Tonight Matt Harrison:
a. Struck out more batters (eight) than he had in his other seven big league starts combined (seven).
b. Allowed three singles — two of which came in the first inning — and no walks.
c. Retired the final 18 batters he faced.
d. Threw one of the best games any Rangers pitcher has thrown this season.
e. Threw one of the best games of his pro career, at any level.
f. Earned his fifth win in eight starts, one victory less than Kevin Millwood has in 21 starts.
g. Became just the sixth Rangers starter this season to complete at least eight innings (and the first Rangers rookie to do so in more than two years).
h. Needed only 109 pitches — 72 percent of which were strikes and a greater percentage of which looked absolutely aggressive — to get his 24 outs.
i. Gave the bullpen a badly, badly, badly needed break.
j. Got an eighth-inning hug in the dugout from Ron Washington . . .
. . . while 20 feet away, a son of South Carolina, sitting in the Owner’s Box hours after being introduced to the press and then the crowd as the organization’s newest acquisition, got the chance to watch the North Carolina product show that it can in fact happen: on a night on which the offense is able to scratch out only a few runs, this team’s pitching is capable of making them stand up. Texas 3, Tampa Bay 0. Solid.
Speaking of Justin Smoak, an early big league scouting report:
HATES TO FACE: Ron Washington (when hitting right-handed)
LOVES TO FACE: Ron Washington (when hitting left-handed)
LOVES TO TATTOO: The façade of the upper deck in right field
After an impressive showing at 20-minute press conference, displaying the right combination of easygoing and confident, Smoak walked out of the dugout and onto the Rangers Ballpark field, approached first by Marlon Byrd, who greeted him with a smile and a hug and gave him his first big league ribbing, calling him “the next Chipper Jones.”
Smoak, who will board a plane for Clinton, Iowa tomorrow to get his career underway, stood behind the batting cage talking shop with acting hitting coach Mike Boulanger and fellow hitting guru Johnny Narron, and then jumped into the cage to take some cuts off the batting practice pitcher who doubles as the big league manager.
Stepping in first from the left side (which he didn’t begin to hit from until the summer after his freshman year in high school), Smoak took a few inconsistent cuts before he began to use all fields with some authority, sending one shot a majestic mile before it crashed off the façade of the upper deck in right.
His next time up, he hit from the right side — where he really does resemble Chipper Jones, I thought — and squared up a on a few balls but also fouled several straight up or back into the netting. Keep in mind, of course, that Smoak’s last at-bat against live pitching was two-and-a-half months ago, and it was with an aluminum bat.
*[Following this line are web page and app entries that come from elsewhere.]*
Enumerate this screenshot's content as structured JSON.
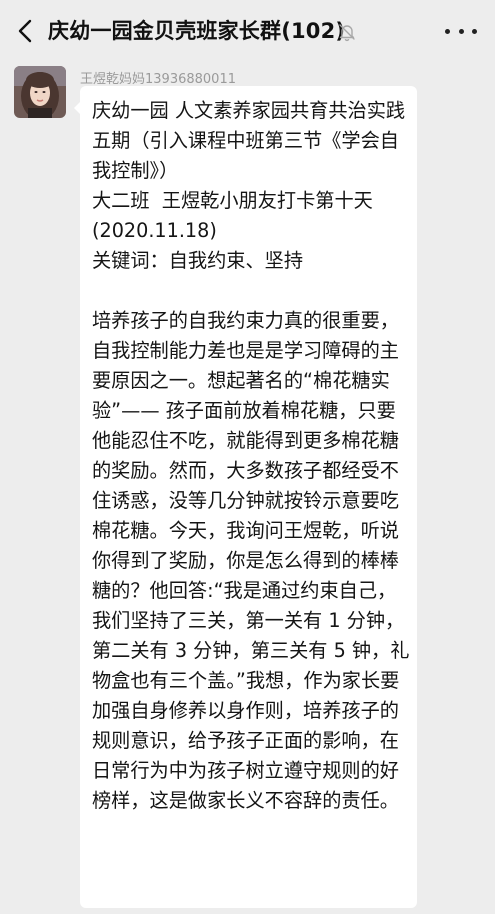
{
  "header": {
    "back_icon": "chevron-left-icon",
    "title": "庆幼一园金贝壳班家长群(102)",
    "mute_icon": "bell-off-icon",
    "more_icon": "more-dots-icon"
  },
  "message": {
    "sender_name": "王煜乾妈妈13936880011",
    "avatar_icon": "user-avatar",
    "paragraphs": [
      "庆幼一园 人文素养家园共育共治实践五期（引入课程中班第三节《学会自我控制》）\n大二班  王煜乾小朋友打卡第十天\n(2020.11.18)\n关键词：自我约束、坚持",
      "培养孩子的自我约束力真的很重要，自我控制能力差也是是学习障碍的主要原因之一。想起著名的“棉花糖实验”—— 孩子面前放着棉花糖，只要他能忍住不吃，就能得到更多棉花糖的奖励。然而，大多数孩子都经受不住诱惑，没等几分钟就按铃示意要吃棉花糖。今天，我询问王煜乾，听说你得到了奖励，你是怎么得到的棒棒糖的？他回答:“我是通过约束自己，我们坚持了三关，第一关有 1 分钟，第二关有 3 分钟，第三关有 5 钟，礼物盒也有三个盖。”我想，作为家长要加强自身修养以身作则，培养孩子的规则意识，给予孩子正面的影响，在日常行为中为孩子树立遵守规则的好榜样，这是做家长义不容辞的责任。"
    ]
  },
  "colors": {
    "background": "#ededed",
    "bubble": "#ffffff",
    "sender_text": "#9a9a9a",
    "text": "#151515"
  }
}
The LumberKings clinched a playoff spot in the season’s first half, which means Smoak can be force-fed at-bats over the regular season’s final two weeks, after which he’ll get instant playoff experience.
Jon Daniels said at the pregame press conference that yesterday was the first time that Smoak’s representative backed off his insistence on a major league contract for his client, but there wasn’t a hint of disappointment today as Smoak, flanked by his family and girlfriend, fielded questions from reporters, took batting practice off of Washington while wearing the home whites (sporting a number 12 jersey that said “Smoak” rather than “Vazquez”), signed autographs for fans, visited on the field with Tom Hicks for the first time, and got the chance to hang out with a group of major league baseball players that likely included several future teammates.
It had to be an overwhelming experience for a 21-year-old about to embark on a journey he’s probably dreamed about for nearly 20 years.
Probably not all that unlike the feeling that Matt Harrison, very much like Smoak in size and stature and breed, had several hours later as he walked off the mound after eight brilliant innings, heading toward the dugout and experiencing an ovation of 30,000 in the stands and a couple dozen down the steps, one heck of a solid way to celebrate your 23rd birthday.
So I’m told now that Matt Harrison revealed on the
postgame show tonight that the Rangers media guide (not
to mention STATS, MLB.com, ESPN, Wikipedia, and everyone else) is wrong: his
birthday is September 16, not August 16.
So forget the last few words
of my last post.